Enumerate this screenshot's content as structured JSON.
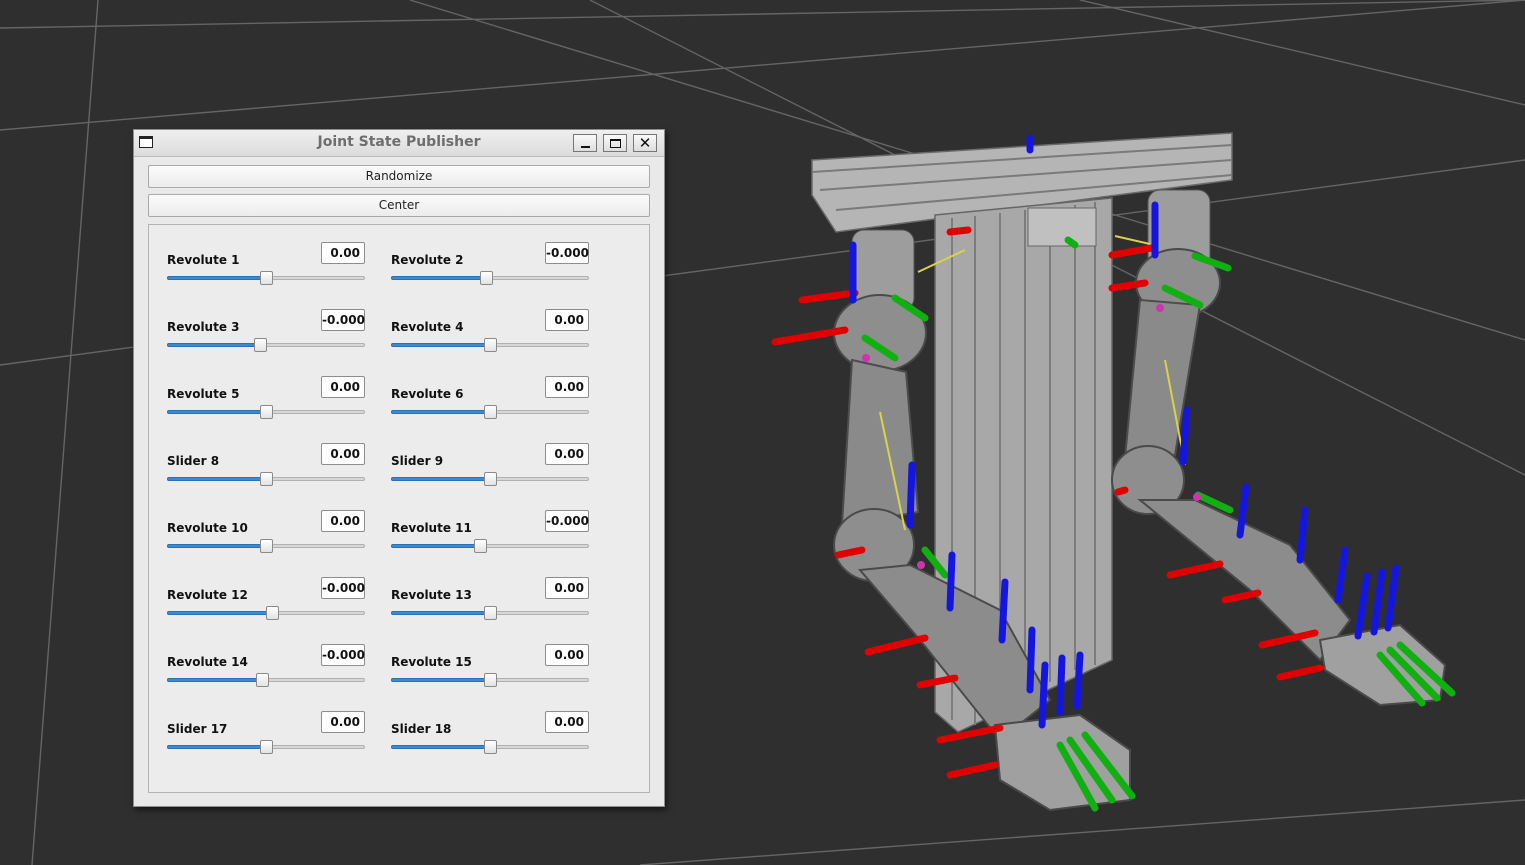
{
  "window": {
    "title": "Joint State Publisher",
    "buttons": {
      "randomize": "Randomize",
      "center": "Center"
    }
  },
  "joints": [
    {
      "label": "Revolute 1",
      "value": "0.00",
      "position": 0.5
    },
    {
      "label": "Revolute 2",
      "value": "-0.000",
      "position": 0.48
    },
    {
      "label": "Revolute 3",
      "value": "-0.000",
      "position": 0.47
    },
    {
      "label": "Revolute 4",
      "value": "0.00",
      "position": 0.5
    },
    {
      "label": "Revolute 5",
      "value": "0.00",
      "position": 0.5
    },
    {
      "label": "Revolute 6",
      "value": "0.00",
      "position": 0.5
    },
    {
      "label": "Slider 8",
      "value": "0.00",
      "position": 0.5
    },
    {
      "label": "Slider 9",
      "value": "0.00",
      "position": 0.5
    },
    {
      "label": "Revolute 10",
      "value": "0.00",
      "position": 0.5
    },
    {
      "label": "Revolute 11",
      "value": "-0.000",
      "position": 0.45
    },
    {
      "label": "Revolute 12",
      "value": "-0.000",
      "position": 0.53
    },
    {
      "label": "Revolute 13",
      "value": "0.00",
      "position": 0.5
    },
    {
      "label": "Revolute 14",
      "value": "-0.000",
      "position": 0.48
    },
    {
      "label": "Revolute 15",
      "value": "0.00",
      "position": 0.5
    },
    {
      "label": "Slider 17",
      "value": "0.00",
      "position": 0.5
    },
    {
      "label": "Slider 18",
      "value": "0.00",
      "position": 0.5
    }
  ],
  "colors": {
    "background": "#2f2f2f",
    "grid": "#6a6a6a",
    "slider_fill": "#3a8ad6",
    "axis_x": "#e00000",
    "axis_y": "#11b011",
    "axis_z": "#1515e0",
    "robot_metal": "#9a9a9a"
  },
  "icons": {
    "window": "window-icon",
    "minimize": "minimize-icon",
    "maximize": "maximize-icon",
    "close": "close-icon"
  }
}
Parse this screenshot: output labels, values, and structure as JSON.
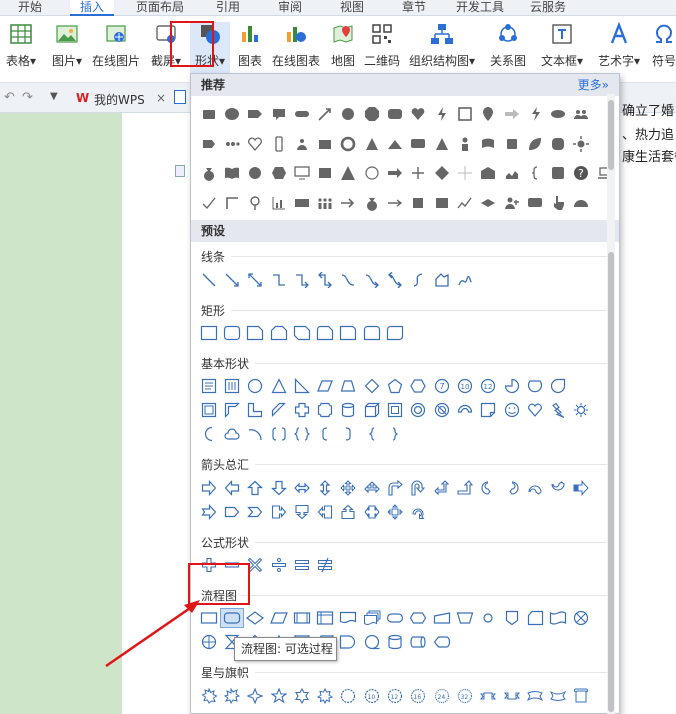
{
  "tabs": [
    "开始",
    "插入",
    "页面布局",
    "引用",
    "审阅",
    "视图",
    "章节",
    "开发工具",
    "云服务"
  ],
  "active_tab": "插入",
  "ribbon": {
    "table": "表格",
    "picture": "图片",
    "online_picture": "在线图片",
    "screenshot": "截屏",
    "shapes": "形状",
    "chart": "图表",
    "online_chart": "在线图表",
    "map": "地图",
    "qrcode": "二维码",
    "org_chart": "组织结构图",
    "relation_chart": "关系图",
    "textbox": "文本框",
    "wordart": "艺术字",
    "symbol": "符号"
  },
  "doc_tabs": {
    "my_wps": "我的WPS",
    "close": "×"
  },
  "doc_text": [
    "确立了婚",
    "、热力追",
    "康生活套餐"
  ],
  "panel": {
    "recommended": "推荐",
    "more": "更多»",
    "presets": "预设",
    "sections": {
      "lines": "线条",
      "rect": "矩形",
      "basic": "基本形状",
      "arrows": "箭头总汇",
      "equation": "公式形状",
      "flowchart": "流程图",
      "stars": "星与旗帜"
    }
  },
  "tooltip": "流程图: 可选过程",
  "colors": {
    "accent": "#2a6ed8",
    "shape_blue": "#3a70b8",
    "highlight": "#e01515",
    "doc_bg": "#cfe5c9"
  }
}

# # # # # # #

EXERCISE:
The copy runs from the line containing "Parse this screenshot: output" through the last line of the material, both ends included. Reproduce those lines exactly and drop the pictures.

WRITTEN SOLUTION:
Parse this screenshot: output labels, values, and structure as JSON.
{
  "tabs": [
    "开始",
    "插入",
    "页面布局",
    "引用",
    "审阅",
    "视图",
    "章节",
    "开发工具",
    "云服务"
  ],
  "active_tab": "插入",
  "ribbon": {
    "table": "表格",
    "picture": "图片",
    "online_picture": "在线图片",
    "screenshot": "截屏",
    "shapes": "形状",
    "chart": "图表",
    "online_chart": "在线图表",
    "map": "地图",
    "qrcode": "二维码",
    "org_chart": "组织结构图",
    "relation_chart": "关系图",
    "textbox": "文本框",
    "wordart": "艺术字",
    "symbol": "符号"
  },
  "doc_tabs": {
    "my_wps": "我的WPS",
    "close": "×"
  },
  "doc_text": [
    "确立了婚",
    "、热力追",
    "康生活套餐"
  ],
  "panel": {
    "recommended": "推荐",
    "more": "更多»",
    "presets": "预设",
    "sections": {
      "lines": "线条",
      "rect": "矩形",
      "basic": "基本形状",
      "arrows": "箭头总汇",
      "equation": "公式形状",
      "flowchart": "流程图",
      "stars": "星与旗帜"
    }
  },
  "tooltip": "流程图: 可选过程",
  "colors": {
    "accent": "#2a6ed8",
    "shape_blue": "#3a70b8",
    "highlight": "#e01515",
    "doc_bg": "#cfe5c9"
  }
}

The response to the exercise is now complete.